EXERCISE PROMPT: Only lines holding the word "imaging" are needed; copy each of them from the material.

[Start of section]

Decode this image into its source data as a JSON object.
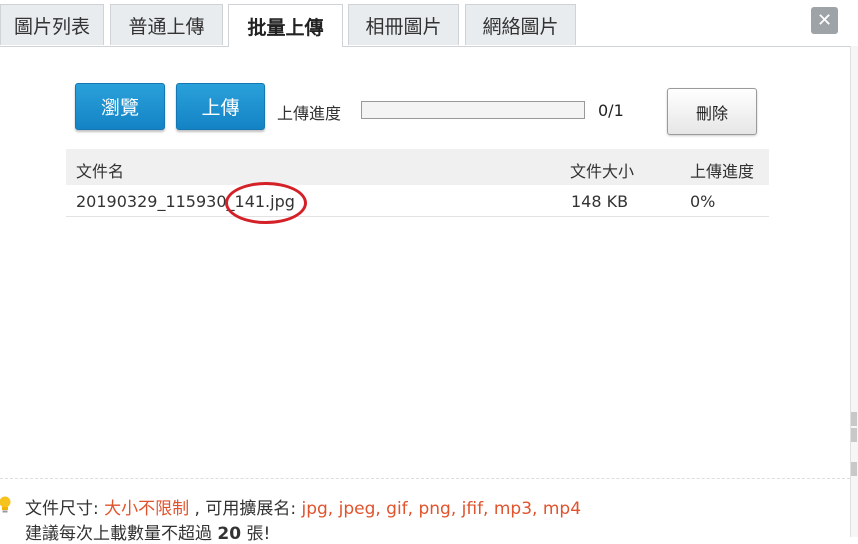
{
  "tabs": [
    {
      "label": "圖片列表",
      "active": false
    },
    {
      "label": "普通上傳",
      "active": false
    },
    {
      "label": "批量上傳",
      "active": true
    },
    {
      "label": "相冊圖片",
      "active": false
    },
    {
      "label": "網絡圖片",
      "active": false
    }
  ],
  "toolbar": {
    "browse_label": "瀏覽",
    "upload_label": "上傳",
    "progress_label": "上傳進度",
    "progress_count": "0/1",
    "progress_value": 0,
    "delete_label": "刪除"
  },
  "table": {
    "columns": [
      "文件名",
      "文件大小",
      "上傳進度"
    ],
    "rows": [
      {
        "name": "20190329_115930_141.jpg",
        "size": "148 KB",
        "progress": "0%"
      }
    ]
  },
  "hint": {
    "size_label": "文件尺寸: ",
    "size_value": "大小不限制",
    "ext_label": " , 可用擴展名: ",
    "ext_value": "jpg, jpeg, gif, png, jfif, mp3, mp4",
    "count_prefix": "建議每次上載數量不超過 ",
    "count_value": "20",
    "count_suffix": " 張!"
  },
  "colors": {
    "accent": "#1483c5",
    "highlight": "#e0532d",
    "annotation": "#d42027"
  },
  "icons": {
    "close": "close-icon",
    "hint": "lightbulb-icon"
  }
}
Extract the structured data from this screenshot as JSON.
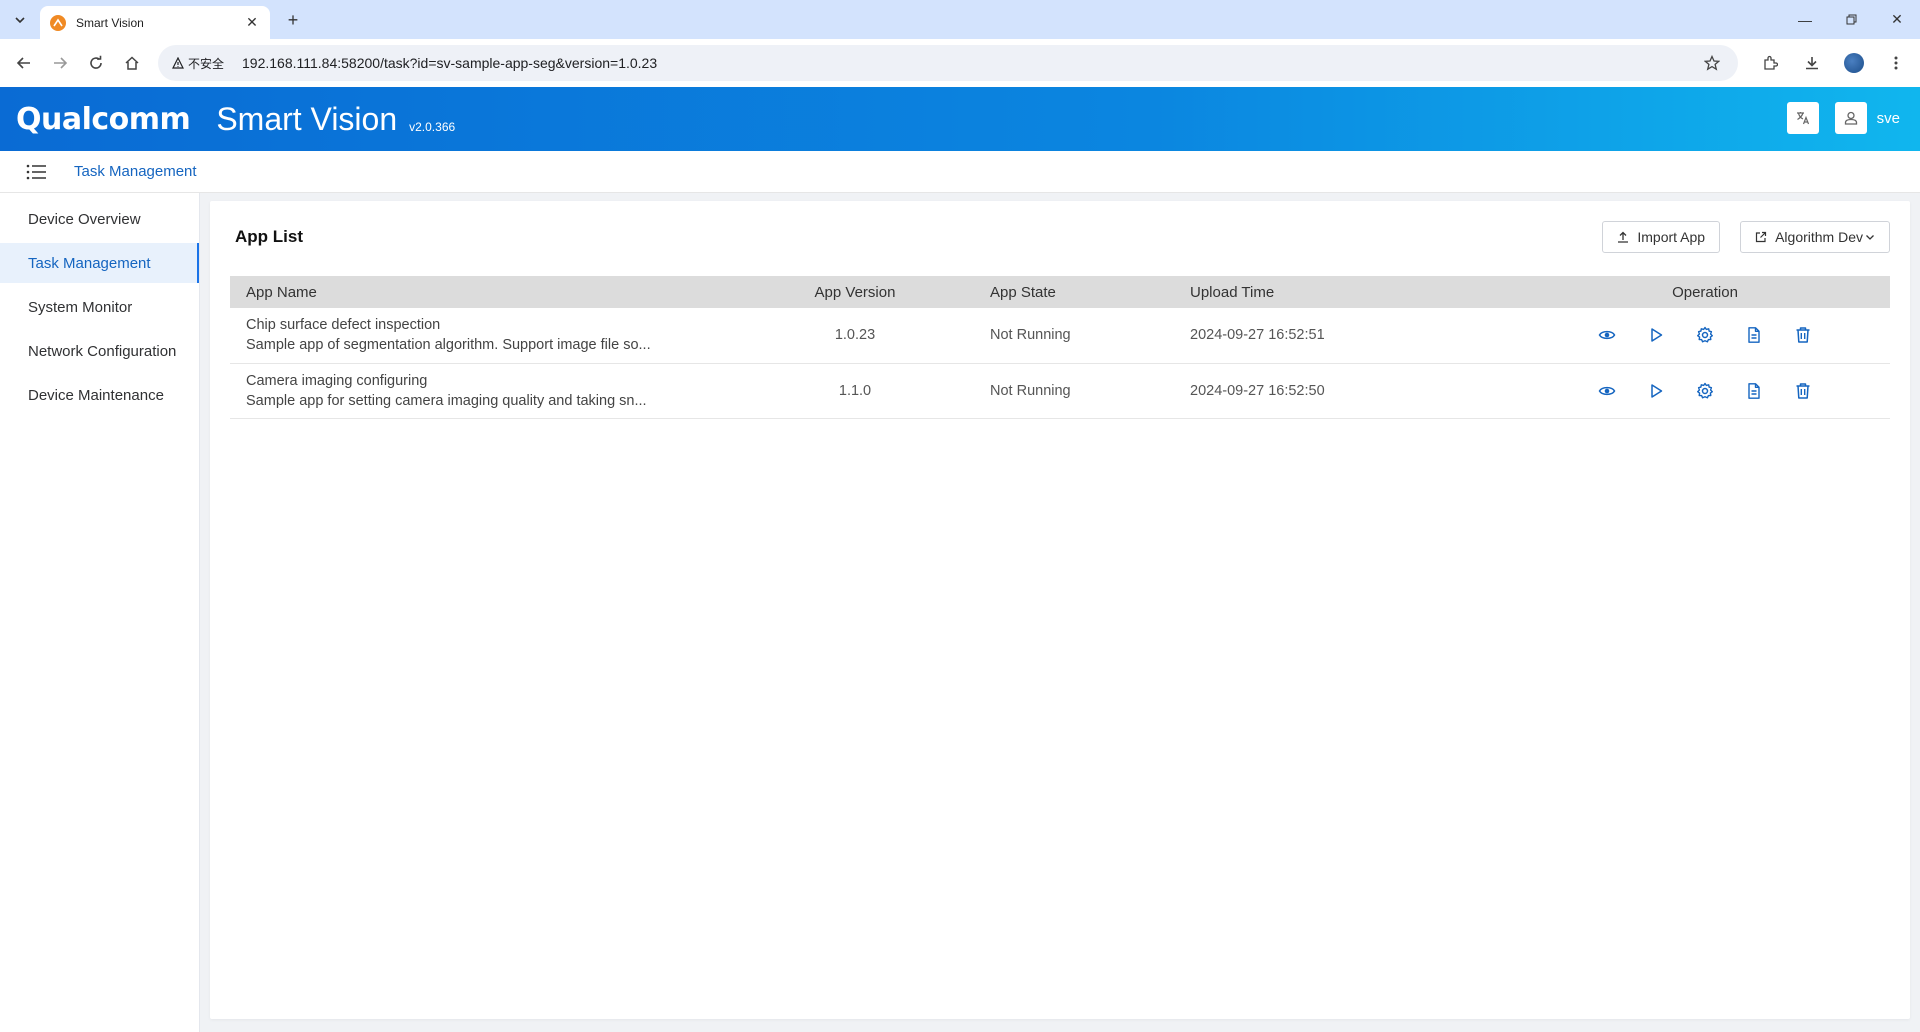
{
  "browser": {
    "tab_title": "Smart Vision",
    "security_label": "不安全",
    "url": "192.168.111.84:58200/task?id=sv-sample-app-seg&version=1.0.23"
  },
  "header": {
    "brand": "Qualcomm",
    "title": "Smart Vision",
    "version": "v2.0.366",
    "username": "sve",
    "colors": {
      "gradient_start": "#0a6bd4",
      "gradient_end": "#10b6ee"
    }
  },
  "breadcrumb": {
    "current": "Task Management"
  },
  "sidebar": {
    "items": [
      {
        "label": "Device Overview",
        "active": false
      },
      {
        "label": "Task Management",
        "active": true
      },
      {
        "label": "System Monitor",
        "active": false
      },
      {
        "label": "Network Configuration",
        "active": false
      },
      {
        "label": "Device Maintenance",
        "active": false
      }
    ]
  },
  "panel": {
    "title": "App List",
    "import_label": "Import App",
    "algo_label": "Algorithm Dev"
  },
  "table": {
    "headers": [
      "App Name",
      "App Version",
      "App State",
      "Upload Time",
      "Operation"
    ],
    "rows": [
      {
        "name": "Chip surface defect inspection",
        "desc": "Sample app of segmentation algorithm. Support image file so...",
        "version": "1.0.23",
        "state": "Not Running",
        "time": "2024-09-27 16:52:51"
      },
      {
        "name": "Camera imaging configuring",
        "desc": "Sample app for setting camera imaging quality and taking sn...",
        "version": "1.1.0",
        "state": "Not Running",
        "time": "2024-09-27 16:52:50"
      }
    ],
    "operations": [
      "view-icon",
      "play-icon",
      "settings-icon",
      "document-icon",
      "delete-icon"
    ]
  }
}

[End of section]

TASK OUTPUT:
        "name": "Camera imaging configuring",
        "desc": "Sample app for setting camera imaging quality and taking sn...",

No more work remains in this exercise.